Like a set of matryoshka dolls, “The house was just twinkling in the moon light” uses repetition and variation to celebrate both constancy and variability. In the poem’s first gesture—“The house was just twinkling in the moon light, / And inside it twinkling with delight, / Is my baby bright”—we move from outside the house to the inside, where we discover the beloved, like a treasure secure in its chest. Next we see that the “baby bright” is herself “twinkling,” just like the house that protects her, but of course very differently as well, since the house is literally twinkling (with moonlight), while the beloved baby twinkles metaphorically (with delight). In the exact center of the poem, we find a kind of fulcrum: “Bless my baby bless my baby bright, / Bless my baby twinkling with delight.” These two rhyming lines, each featuring the same trochaic meter, identical caesuras, and the same number of syllables, both bless and celebrate the baby beloved, each in a slightly different way. Following that couplet, we move back outside to again view the “house twinkling in the moon light,” and then back in, where this time we encounter “hubby dear,” who “loves to cheer when he thinks / and he always thinks when he knows and he always / knows that his blessed baby wifey is all here.”

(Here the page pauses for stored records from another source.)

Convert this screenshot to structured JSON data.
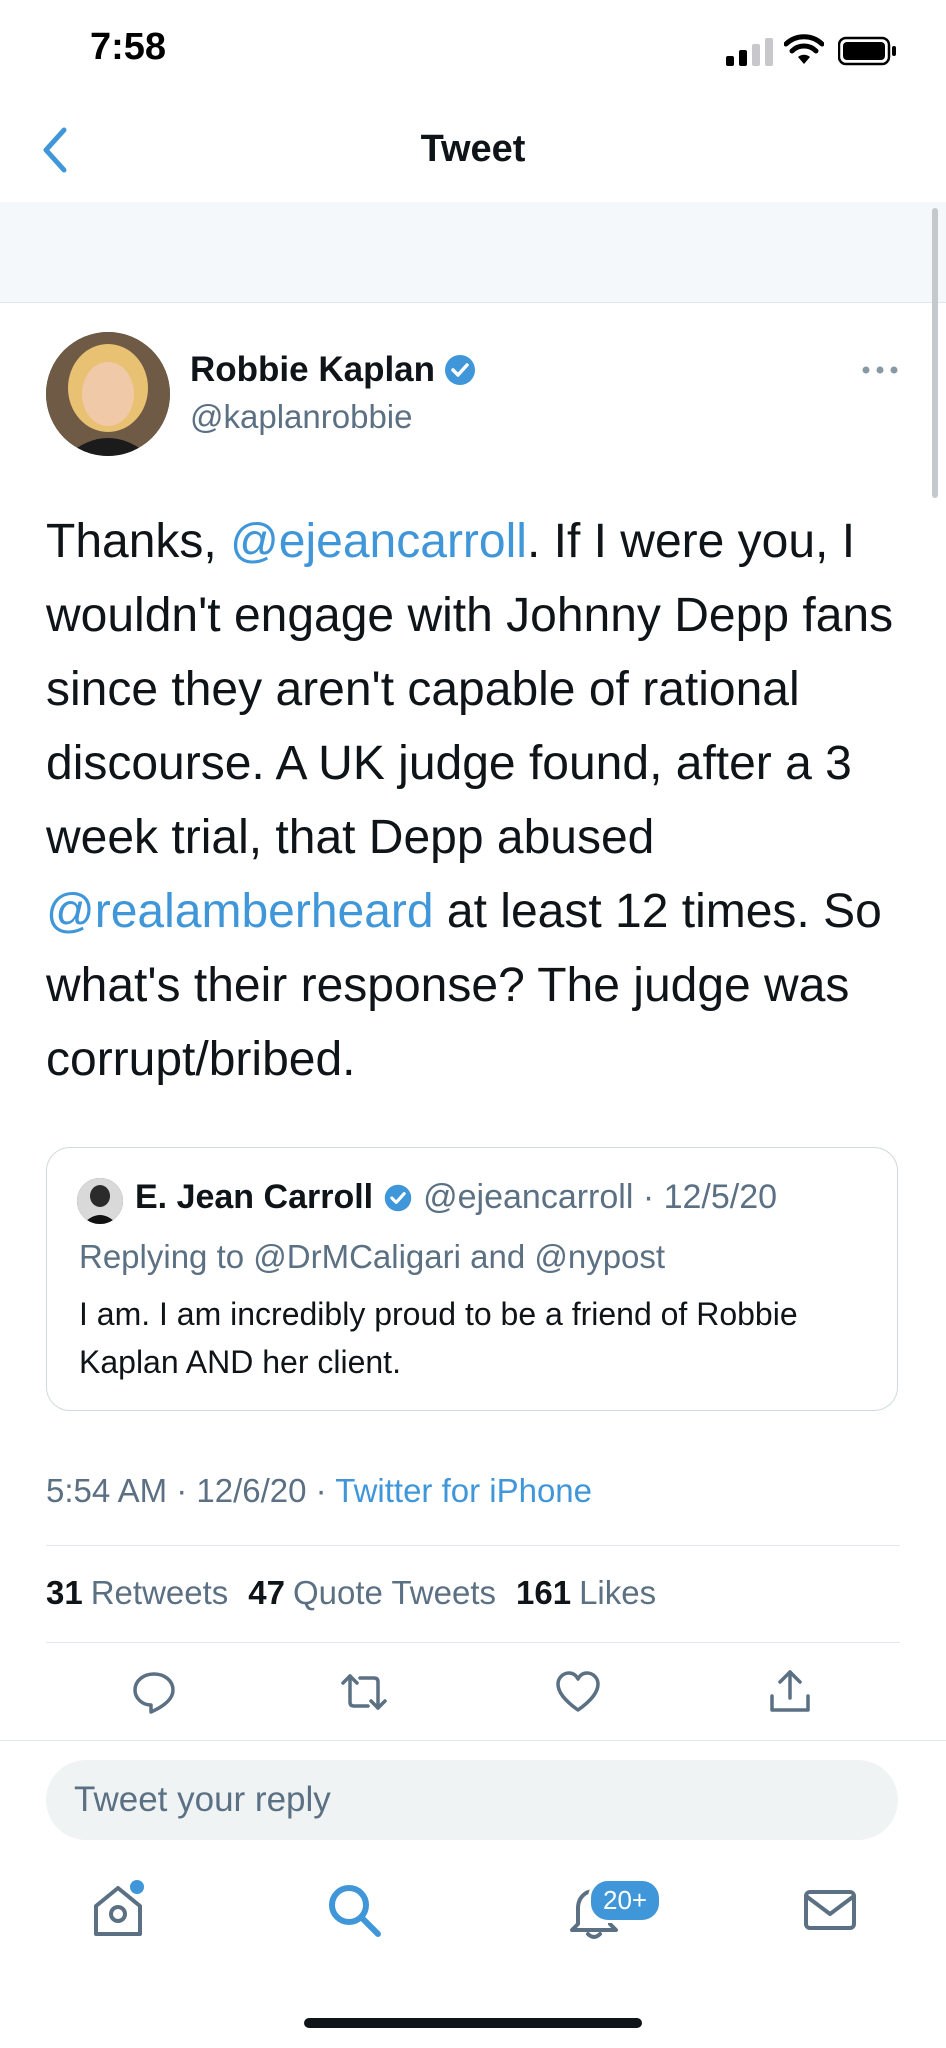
{
  "status_bar": {
    "time": "7:58"
  },
  "nav": {
    "title": "Tweet"
  },
  "tweet": {
    "author_name": "Robbie Kaplan",
    "author_handle": "@kaplanrobbie",
    "text_segments": [
      "Thanks, ",
      "@ejeancarroll",
      ". If I were you, I wouldn't engage with Johnny Depp fans since they aren't capable of rational discourse. A UK judge found, after a 3 week trial, that Depp abused ",
      "@realamberheard",
      " at least 12 times. So what's their response?  The judge was corrupt/bribed."
    ],
    "timestamp": "5:54 AM · 12/6/20 · ",
    "source": "Twitter for iPhone"
  },
  "quote": {
    "name": "E. Jean Carroll",
    "handle_date": "@ejeancarroll · 12/5/20",
    "replying": "Replying to @DrMCaligari and @nypost",
    "text": "I am. I am incredibly proud to be a friend of Robbie Kaplan AND her client."
  },
  "stats": {
    "retweets_count": "31",
    "retweets_label": "Retweets",
    "quotes_count": "47",
    "quotes_label": "Quote Tweets",
    "likes_count": "161",
    "likes_label": "Likes"
  },
  "reply": {
    "placeholder": "Tweet your reply"
  },
  "tabs": {
    "notifications_badge": "20+"
  },
  "colors": {
    "accent": "#3f96d9",
    "secondary_text": "#5b7083",
    "text": "#0f1419"
  }
}
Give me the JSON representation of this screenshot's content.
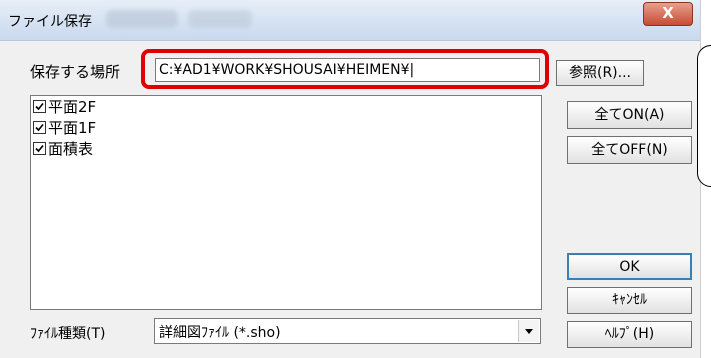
{
  "window": {
    "title": "ファイル保存",
    "close_label": "X"
  },
  "location": {
    "label": "保存する場所",
    "path_value": "C:¥AD1¥WORK¥SHOUSAI¥HEIMEN¥|",
    "browse_label": "参照(R)..."
  },
  "file_list": {
    "items": [
      {
        "label": "平面2F",
        "checked": true
      },
      {
        "label": "平面1F",
        "checked": true
      },
      {
        "label": "面積表",
        "checked": true
      }
    ]
  },
  "buttons": {
    "all_on": "全てON(A)",
    "all_off": "全てOFF(N)",
    "ok": "OK",
    "cancel": "ｷｬﾝｾﾙ",
    "help": "ﾍﾙﾌﾟ(H)"
  },
  "file_type": {
    "label": "ﾌｧｲﾙ種類(T)",
    "selected": "詳細図ﾌｧｲﾙ (*.sho)"
  },
  "colors": {
    "highlight": "#e00000",
    "close_button": "#c64c34"
  }
}
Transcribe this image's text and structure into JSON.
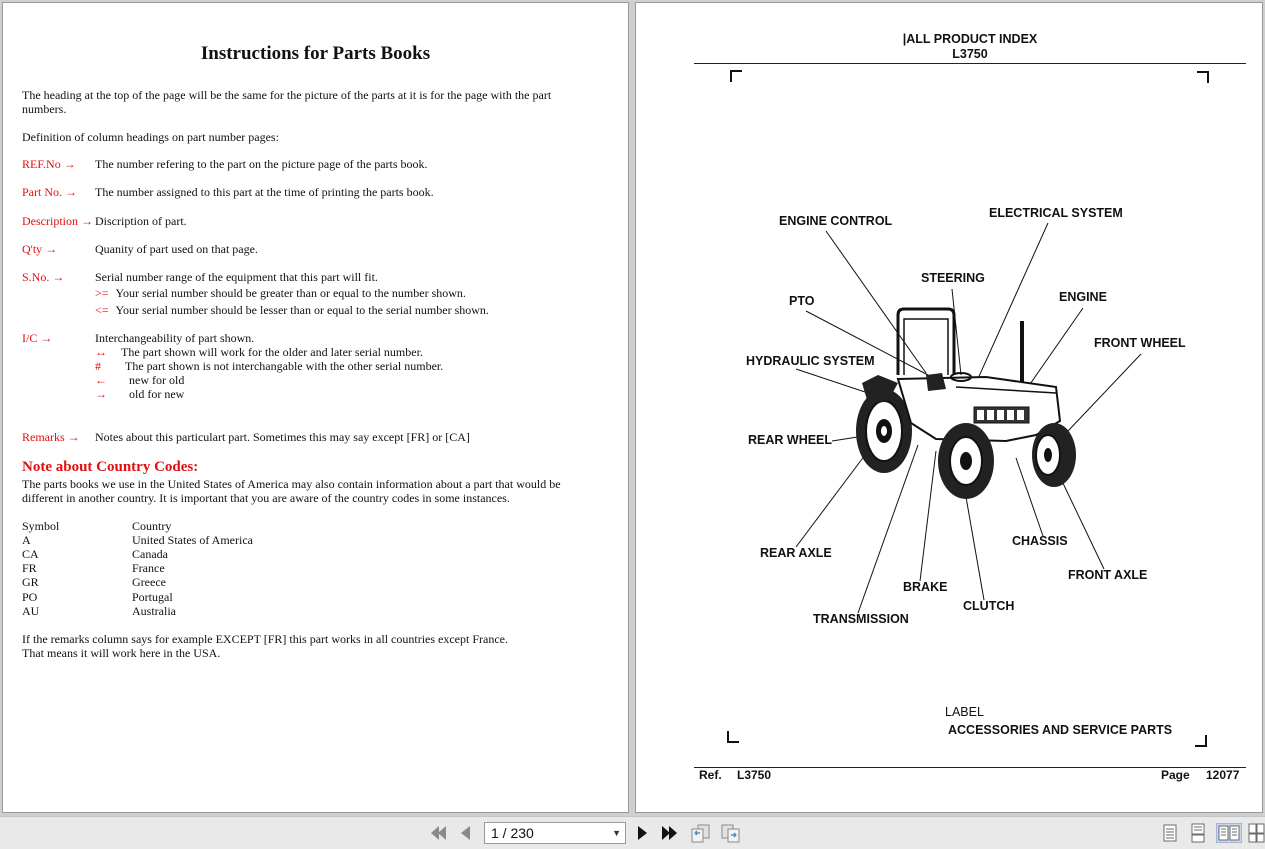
{
  "left_page": {
    "title": "Instructions for Parts Books",
    "intro_line1": "The heading at the top of the page will be the same for the picture of the parts at it is for the page with the part",
    "intro_line2": "numbers.",
    "definitions_heading": "Definition of column headings on part number pages:",
    "arrow_symbol": "→",
    "terms": {
      "ref": {
        "term": "REF.No",
        "desc": "The number refering to the part on the picture page of the parts book."
      },
      "part": {
        "term": "Part No.",
        "desc": "The number assigned to this part at the time of printing the parts book."
      },
      "description": {
        "term": "Description",
        "desc": "Discription of part."
      },
      "qty": {
        "term": "Q'ty",
        "desc": "Quanity of part used on that page."
      },
      "sno": {
        "term": "S.No.",
        "desc": "Serial number range of the equipment that this part will fit.",
        "ge_symbol": ">=",
        "ge_text": "Your serial number should be greater than or equal to the number shown.",
        "le_symbol": "<=",
        "le_text": "Your serial number should be lesser than or equal to the serial number shown."
      },
      "ic": {
        "term": "I/C",
        "desc": "Interchangeability of part shown.",
        "both_symbol": "↔",
        "both_text": "The part shown will work for the older and later serial number.",
        "hash_symbol": "#",
        "hash_text": "The part shown is not interchangable with the other serial number.",
        "left_symbol": "←",
        "left_text": "new for old",
        "right_symbol": "→",
        "right_text": "old for new"
      },
      "remarks": {
        "term": "Remarks",
        "desc": "Notes about this particulart part. Sometimes this may say except [FR] or [CA]"
      }
    },
    "country_note_title": "Note about Country Codes:",
    "country_note_line1": "The parts books we use in the United States of America may also contain information about a part that would be",
    "country_note_line2": "different in another country. It is important that you are aware of the country codes in some instances.",
    "codes_header": {
      "symbol": "Symbol",
      "country": "Country"
    },
    "codes": [
      {
        "symbol": "A",
        "country": "United States of America"
      },
      {
        "symbol": "CA",
        "country": "Canada"
      },
      {
        "symbol": "FR",
        "country": "France"
      },
      {
        "symbol": "GR",
        "country": "Greece"
      },
      {
        "symbol": "PO",
        "country": "Portugal"
      },
      {
        "symbol": "AU",
        "country": "Australia"
      }
    ],
    "closing_line1": "If the remarks column says for example EXCEPT [FR] this part works in all countries except France.",
    "closing_line2": "That means it will work here in the USA."
  },
  "right_page": {
    "header_line1": "|ALL PRODUCT INDEX",
    "header_line2": "L3750",
    "labels": {
      "engine_control": "ENGINE CONTROL",
      "electrical_system": "ELECTRICAL SYSTEM",
      "steering": "STEERING",
      "pto": "PTO",
      "engine": "ENGINE",
      "front_wheel": "FRONT WHEEL",
      "hydraulic_system": "HYDRAULIC SYSTEM",
      "rear_wheel": "REAR WHEEL",
      "rear_axle": "REAR AXLE",
      "chassis": "CHASSIS",
      "front_axle": "FRONT AXLE",
      "brake": "BRAKE",
      "clutch": "CLUTCH",
      "transmission": "TRANSMISSION"
    },
    "bottom_label1": "LABEL",
    "bottom_label2": "ACCESSORIES AND SERVICE PARTS",
    "footer": {
      "ref_label": "Ref.",
      "ref_value": "L3750",
      "page_label": "Page",
      "page_value": "12077"
    }
  },
  "toolbar": {
    "current_page": "1 / 230",
    "icons": [
      "first-page-icon",
      "previous-page-icon",
      "next-page-icon",
      "last-page-icon",
      "go-back-icon",
      "go-forward-icon",
      "single-page-view-icon",
      "continuous-view-icon",
      "two-page-view-icon",
      "two-page-continuous-icon"
    ]
  }
}
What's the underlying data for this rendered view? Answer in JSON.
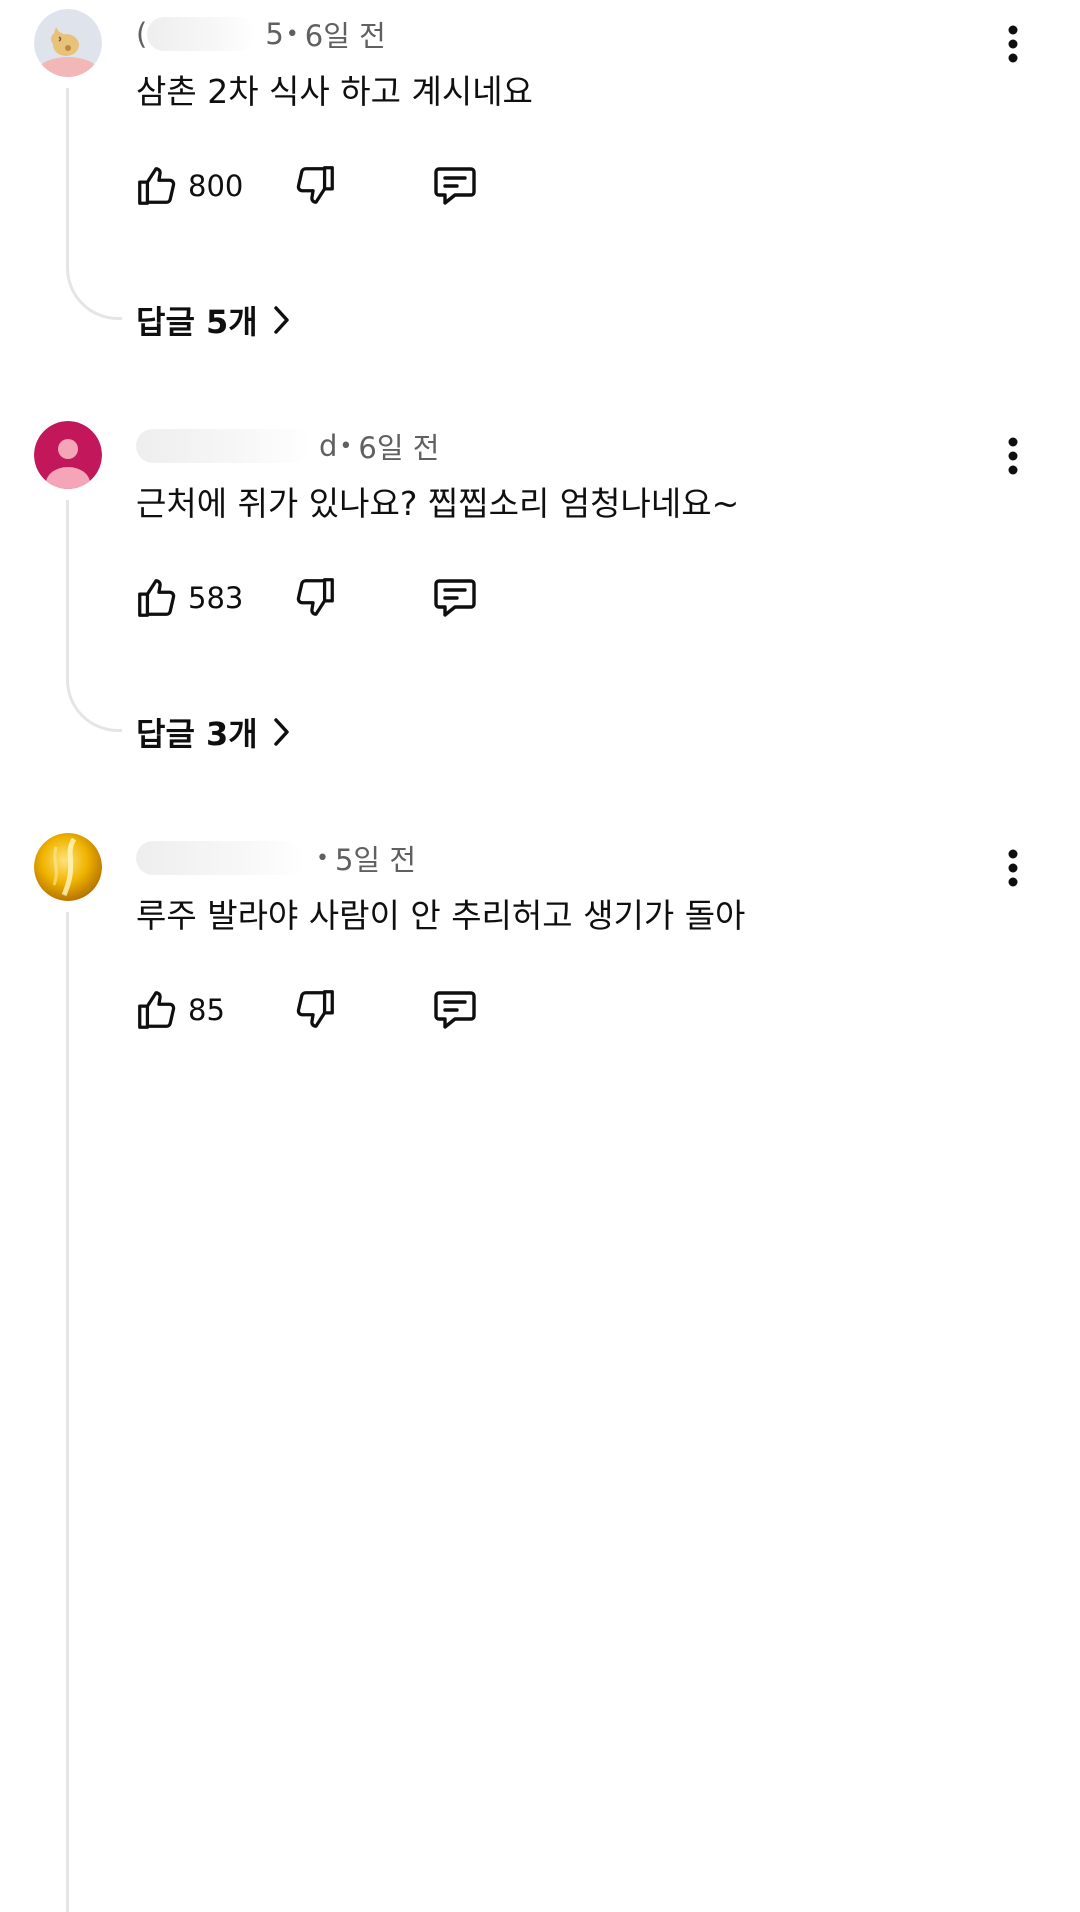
{
  "comments": [
    {
      "avatar": {
        "icon": "cat-avatar-icon",
        "bg": "#dfe4ec"
      },
      "author_visible": "(",
      "author_suffix": "5",
      "time": "6일 전",
      "text": "삼촌 2차 식사 하고 계시네요",
      "likes": "800",
      "replies_label": "답글 5개"
    },
    {
      "avatar": {
        "icon": "default-user-icon",
        "bg": "#c2185b"
      },
      "author_visible": "",
      "author_suffix": "d",
      "time": "6일 전",
      "text": "근처에 쥐가 있나요? 찝찝소리 엄청나네요~",
      "likes": "583",
      "replies_label": "답글 3개"
    },
    {
      "avatar": {
        "icon": "gold-avatar-icon",
        "bg": "#e6a100"
      },
      "author_visible": "",
      "author_suffix": "",
      "time": "5일 전",
      "text": "루주 발라야 사람이 안 추리허고 생기가 돌아",
      "likes": "85",
      "replies_label": ""
    }
  ],
  "separator": "•",
  "colors": {
    "text_primary": "#0f0f0f",
    "text_secondary": "#606060",
    "thread_line": "#e5e5e5"
  }
}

The appearance of the word “here” is worth thinking about. Up to this point, it has seemed that the poem was describing some house somewhere with a “baby bright” and a “hubby dear” in it, a house that could belong to anyone and be anywhere. But through the process of writing that house into existence, Stein can claim the place as her own, as a “here,” where she and Toklas live. Having built a house of words and imagined herself and Toklas in it, Stein creates a sense of enclosure and cozy satisfaction, a satisfaction further emphasized by the tick-tock rhythms and phonic echoes of the poem’s final moments: “baby wifey is all here and he / is all hers, and sticks to her like burrs, blessed baby.” By the end of the note the discretely observed “hubby” and “baby” are united in the house of language Stein has built, much as the two sides of that headstone in Père Lachaise are both separated and inseparable.
Long after I visited that grave myself, I learned that it was in fact Toklas who had wanted her name on the back of Stein’s headstone. Upon reflection, it seems a gesture not only deeply loving but nearly literary. By stipulating such a condition in her will, Toklas created a text that both asserts and downplays her importance, unites her with Stein and enforces her difference from Stein. If you stand facing Alice B. Toklas’s headstone, after all, it’s Gertrude Stein that’s invisible. Thanks to Toklas, these two great lovers continue to play their beautiful games, being one and two and two in one and in love.
Born in Grand Rapids, Michigan, poet Joel Brouwer is a graduate of Sarah Lawrence College and Syracuse University. Brouwer is the author of several collections of poetry, including And So (2009); Centuries (2003), a National Book Critics Circle Notable Book; and Exactly What Happened (1999), winner of the Larry Levis...